Inductee: Ritchie Valens (vocals, guitar; born May 13, 1941, died February 3, 1959)
In the course of his short life, Ritchie Valens left a lasting impact on rock and roll with the classic rocker “La Bamba.” A high-energy reworking of an old Mexican wedding song, its driving simplicity foreshadowed garage-rock, frat-rock and punk-rock. Ironically, “La Bamba” was the B-side of “Donna,” a paean to Valens’ girlfriend that rose to #2 on Billboard’s singles chart. “La Bamba” also charted, peaking at #22. This double-sided smash is one of the greatest rock and roll singles of the Fifties.
Valens was born Richard Steven Valenzuela in the Los Angeles suburb of Pacoima. He grew up surrounded by Mexican music, but he also intently cocked an ear to black R&B vocal groups like the Crows, the Penguins and the Drifters. He also loved Little Richard (and was known as the “Little Richard of the San Fernando Valley”), Bo Diddley and Buddy Holly.

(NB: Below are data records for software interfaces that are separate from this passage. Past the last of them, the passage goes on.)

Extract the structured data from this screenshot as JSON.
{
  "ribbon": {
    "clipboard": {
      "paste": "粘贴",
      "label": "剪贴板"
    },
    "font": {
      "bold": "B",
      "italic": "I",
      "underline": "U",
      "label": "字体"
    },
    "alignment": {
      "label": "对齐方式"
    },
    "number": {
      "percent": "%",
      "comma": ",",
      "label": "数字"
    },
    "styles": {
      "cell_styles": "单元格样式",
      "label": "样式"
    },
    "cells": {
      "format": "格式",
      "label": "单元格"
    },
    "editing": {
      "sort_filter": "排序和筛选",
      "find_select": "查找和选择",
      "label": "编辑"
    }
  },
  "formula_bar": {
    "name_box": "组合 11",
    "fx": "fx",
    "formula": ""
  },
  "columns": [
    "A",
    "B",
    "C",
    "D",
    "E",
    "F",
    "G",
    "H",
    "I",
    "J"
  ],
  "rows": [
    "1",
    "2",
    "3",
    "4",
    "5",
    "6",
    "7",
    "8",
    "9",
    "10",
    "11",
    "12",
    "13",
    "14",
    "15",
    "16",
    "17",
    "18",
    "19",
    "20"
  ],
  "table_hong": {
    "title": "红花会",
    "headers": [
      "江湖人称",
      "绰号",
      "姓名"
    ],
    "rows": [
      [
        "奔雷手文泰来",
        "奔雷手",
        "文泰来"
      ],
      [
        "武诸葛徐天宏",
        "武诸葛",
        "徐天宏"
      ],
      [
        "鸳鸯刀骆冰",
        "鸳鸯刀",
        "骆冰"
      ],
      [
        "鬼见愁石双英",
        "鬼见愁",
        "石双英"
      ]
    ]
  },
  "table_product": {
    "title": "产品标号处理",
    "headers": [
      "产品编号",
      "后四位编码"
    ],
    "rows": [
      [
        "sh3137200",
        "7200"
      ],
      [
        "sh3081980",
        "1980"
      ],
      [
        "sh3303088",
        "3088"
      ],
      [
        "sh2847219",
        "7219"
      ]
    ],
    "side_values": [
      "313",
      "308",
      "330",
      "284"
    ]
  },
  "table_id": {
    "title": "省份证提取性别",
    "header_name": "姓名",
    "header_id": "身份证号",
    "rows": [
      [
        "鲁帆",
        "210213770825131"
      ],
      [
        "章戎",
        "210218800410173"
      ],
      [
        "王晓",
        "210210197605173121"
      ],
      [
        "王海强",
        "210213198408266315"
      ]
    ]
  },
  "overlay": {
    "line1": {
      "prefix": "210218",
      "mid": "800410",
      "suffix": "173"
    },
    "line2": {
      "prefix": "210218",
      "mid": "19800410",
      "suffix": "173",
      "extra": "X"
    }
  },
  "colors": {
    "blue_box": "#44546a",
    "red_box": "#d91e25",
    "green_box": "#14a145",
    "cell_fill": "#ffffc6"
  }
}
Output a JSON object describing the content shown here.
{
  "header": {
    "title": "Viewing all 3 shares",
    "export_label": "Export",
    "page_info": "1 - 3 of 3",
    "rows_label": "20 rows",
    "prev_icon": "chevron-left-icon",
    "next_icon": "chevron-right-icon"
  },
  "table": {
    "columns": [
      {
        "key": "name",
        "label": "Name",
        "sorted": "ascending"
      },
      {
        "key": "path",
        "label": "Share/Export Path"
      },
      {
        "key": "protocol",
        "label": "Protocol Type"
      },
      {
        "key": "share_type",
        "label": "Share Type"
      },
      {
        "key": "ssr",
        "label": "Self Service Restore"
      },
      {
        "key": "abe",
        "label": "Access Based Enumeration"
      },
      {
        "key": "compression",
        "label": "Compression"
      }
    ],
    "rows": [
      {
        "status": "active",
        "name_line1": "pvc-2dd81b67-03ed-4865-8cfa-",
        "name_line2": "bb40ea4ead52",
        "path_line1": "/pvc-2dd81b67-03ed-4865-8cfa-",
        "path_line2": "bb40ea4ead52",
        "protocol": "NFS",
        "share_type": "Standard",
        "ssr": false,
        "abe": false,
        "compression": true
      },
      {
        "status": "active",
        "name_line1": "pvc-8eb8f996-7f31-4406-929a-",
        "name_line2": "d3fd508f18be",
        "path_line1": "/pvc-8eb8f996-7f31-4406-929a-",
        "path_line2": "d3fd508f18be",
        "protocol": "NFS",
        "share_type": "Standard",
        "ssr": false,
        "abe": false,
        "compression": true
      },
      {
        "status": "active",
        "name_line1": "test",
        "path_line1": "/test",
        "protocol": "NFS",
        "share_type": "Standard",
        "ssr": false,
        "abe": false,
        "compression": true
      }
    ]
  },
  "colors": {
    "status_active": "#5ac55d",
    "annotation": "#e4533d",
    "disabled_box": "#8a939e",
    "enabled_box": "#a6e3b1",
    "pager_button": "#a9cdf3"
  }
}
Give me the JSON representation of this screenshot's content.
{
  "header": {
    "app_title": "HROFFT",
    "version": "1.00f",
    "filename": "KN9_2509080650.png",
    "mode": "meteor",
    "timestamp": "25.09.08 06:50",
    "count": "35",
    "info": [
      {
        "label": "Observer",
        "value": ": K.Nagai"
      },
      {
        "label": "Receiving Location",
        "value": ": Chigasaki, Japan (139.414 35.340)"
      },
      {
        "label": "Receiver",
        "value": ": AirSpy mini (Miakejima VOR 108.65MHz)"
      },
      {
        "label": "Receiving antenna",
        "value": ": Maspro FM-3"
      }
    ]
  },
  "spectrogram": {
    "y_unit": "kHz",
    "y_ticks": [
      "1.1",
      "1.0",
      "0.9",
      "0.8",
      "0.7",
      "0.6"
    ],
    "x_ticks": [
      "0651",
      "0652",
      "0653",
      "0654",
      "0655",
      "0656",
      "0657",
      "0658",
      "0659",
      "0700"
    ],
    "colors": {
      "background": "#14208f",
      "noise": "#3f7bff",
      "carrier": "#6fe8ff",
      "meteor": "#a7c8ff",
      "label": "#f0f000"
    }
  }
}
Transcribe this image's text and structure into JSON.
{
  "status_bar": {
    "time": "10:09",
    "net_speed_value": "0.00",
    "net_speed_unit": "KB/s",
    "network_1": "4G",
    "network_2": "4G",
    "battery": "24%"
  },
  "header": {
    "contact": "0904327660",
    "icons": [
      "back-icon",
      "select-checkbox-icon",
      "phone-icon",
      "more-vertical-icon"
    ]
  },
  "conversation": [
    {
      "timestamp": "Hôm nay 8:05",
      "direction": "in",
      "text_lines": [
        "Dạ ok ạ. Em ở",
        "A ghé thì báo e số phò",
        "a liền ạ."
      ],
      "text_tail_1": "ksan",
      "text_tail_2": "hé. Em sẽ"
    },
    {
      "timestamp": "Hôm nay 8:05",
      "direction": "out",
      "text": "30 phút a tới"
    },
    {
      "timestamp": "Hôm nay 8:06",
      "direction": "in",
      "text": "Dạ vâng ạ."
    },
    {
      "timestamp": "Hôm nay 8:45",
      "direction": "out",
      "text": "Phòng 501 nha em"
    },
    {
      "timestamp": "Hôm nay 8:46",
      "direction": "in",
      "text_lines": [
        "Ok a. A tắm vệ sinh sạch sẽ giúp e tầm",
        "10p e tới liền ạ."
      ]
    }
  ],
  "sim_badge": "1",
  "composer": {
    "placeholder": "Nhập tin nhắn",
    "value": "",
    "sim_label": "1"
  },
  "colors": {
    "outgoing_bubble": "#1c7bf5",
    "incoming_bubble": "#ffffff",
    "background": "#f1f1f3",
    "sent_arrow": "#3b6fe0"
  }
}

Valens learned how to play guitar and joined a local dance band, the Silhouettes, at sixteen. In May 1958, he auditioned for Del-Fi label owner Bob Keane, who spotted his raw talent. Under Keane’s direction, Valens cut a few sessions at Gold Star Studios in Los Angeles. His debut single, “Come On, Let’s Go,” was a spirited rocker that barely missed the Top 40. Valens’ second session produced “Donna” and “La Bamba,” rush-released as a single after a deejay played an acetate of “Donna” on KFWB, Los Angeles’ biggest station. The song was a sweet, simple love song for a girl he knew at San Fernando High. Many years later, rock critic Lester Bangs called it “one of the classic teen loves ballads.” With “Donna” rising in the national charts, Valens made a promotional trip to New York in late December 1958, where he appeared on Dick Clark’s American Bandstand and Alan Freed’s Christmas Show.
Though “Donna” made Valens a star, it was “La Bamba” that would become most closely identified with the young Mexican-American rocker. “La Bamba” was a popular huapango – a Mexican fiesta dance song - that he learned from his cousin. Valens put a rock and roll spin on this spirited folk tune, juicing it up with garage-rock riffing and a raw, enthusiastic solo. In essence, he invented Latino rock with this two-minute rock and roll classic.
The budding star was on a fast track when he embarked on the ill-fated Winter Dance Party bus tour of the Midwest in late January 1959. When headliner Buddy Holly chartered a plane to fly from Iowa, to the next date in Fargo, North Dakota, Valens flipped a coin with guitarist Tommy Allsop to see who would get the last seat. Valens won the toss and boarded the small aircraft, which took off in the early hours of February 3, 1959. Minutes later it crashed in a cornfield, claiming the lives of Valens, Holly, J.P. Richardson ("The Big Bopper") and the pilot. Valens, who was only 17 years old, left behind a small but influential body of work.